Set the records down again, exactly, without their images.

● **Given entries**:
::::::::::

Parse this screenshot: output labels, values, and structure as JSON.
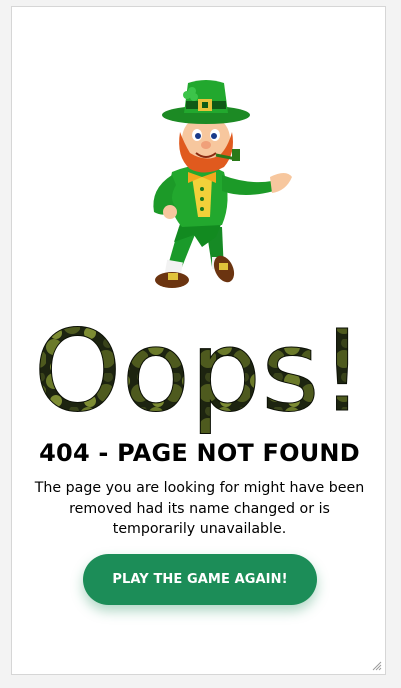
{
  "error": {
    "oops_text": "Oops!",
    "headline": "404 - PAGE NOT FOUND",
    "message": "The page you are looking for might have been removed had its name changed or is temporarily unavailable.",
    "button_label": "PLAY THE GAME AGAIN!"
  },
  "colors": {
    "button": "#1c8d58",
    "oops_pattern_dark": "#1d2410",
    "oops_pattern_light": "#6b7a2a",
    "leprechaun_green": "#1f9a2c"
  },
  "icons": {
    "mascot": "leprechaun-illustration",
    "grip": "resize-grip-icon"
  }
}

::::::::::

● **Answer box**:
Parse this screenshot: output labels, values, and structure as JSON.
{
  "error": {
    "oops_text": "Oops!",
    "headline": "404 - PAGE NOT FOUND",
    "message": "The page you are looking for might have been removed had its name changed or is temporarily unavailable.",
    "button_label": "PLAY THE GAME AGAIN!"
  },
  "colors": {
    "button": "#1c8d58",
    "oops_pattern_dark": "#1d2410",
    "oops_pattern_light": "#6b7a2a",
    "leprechaun_green": "#1f9a2c"
  },
  "icons": {
    "mascot": "leprechaun-illustration",
    "grip": "resize-grip-icon"
  }
}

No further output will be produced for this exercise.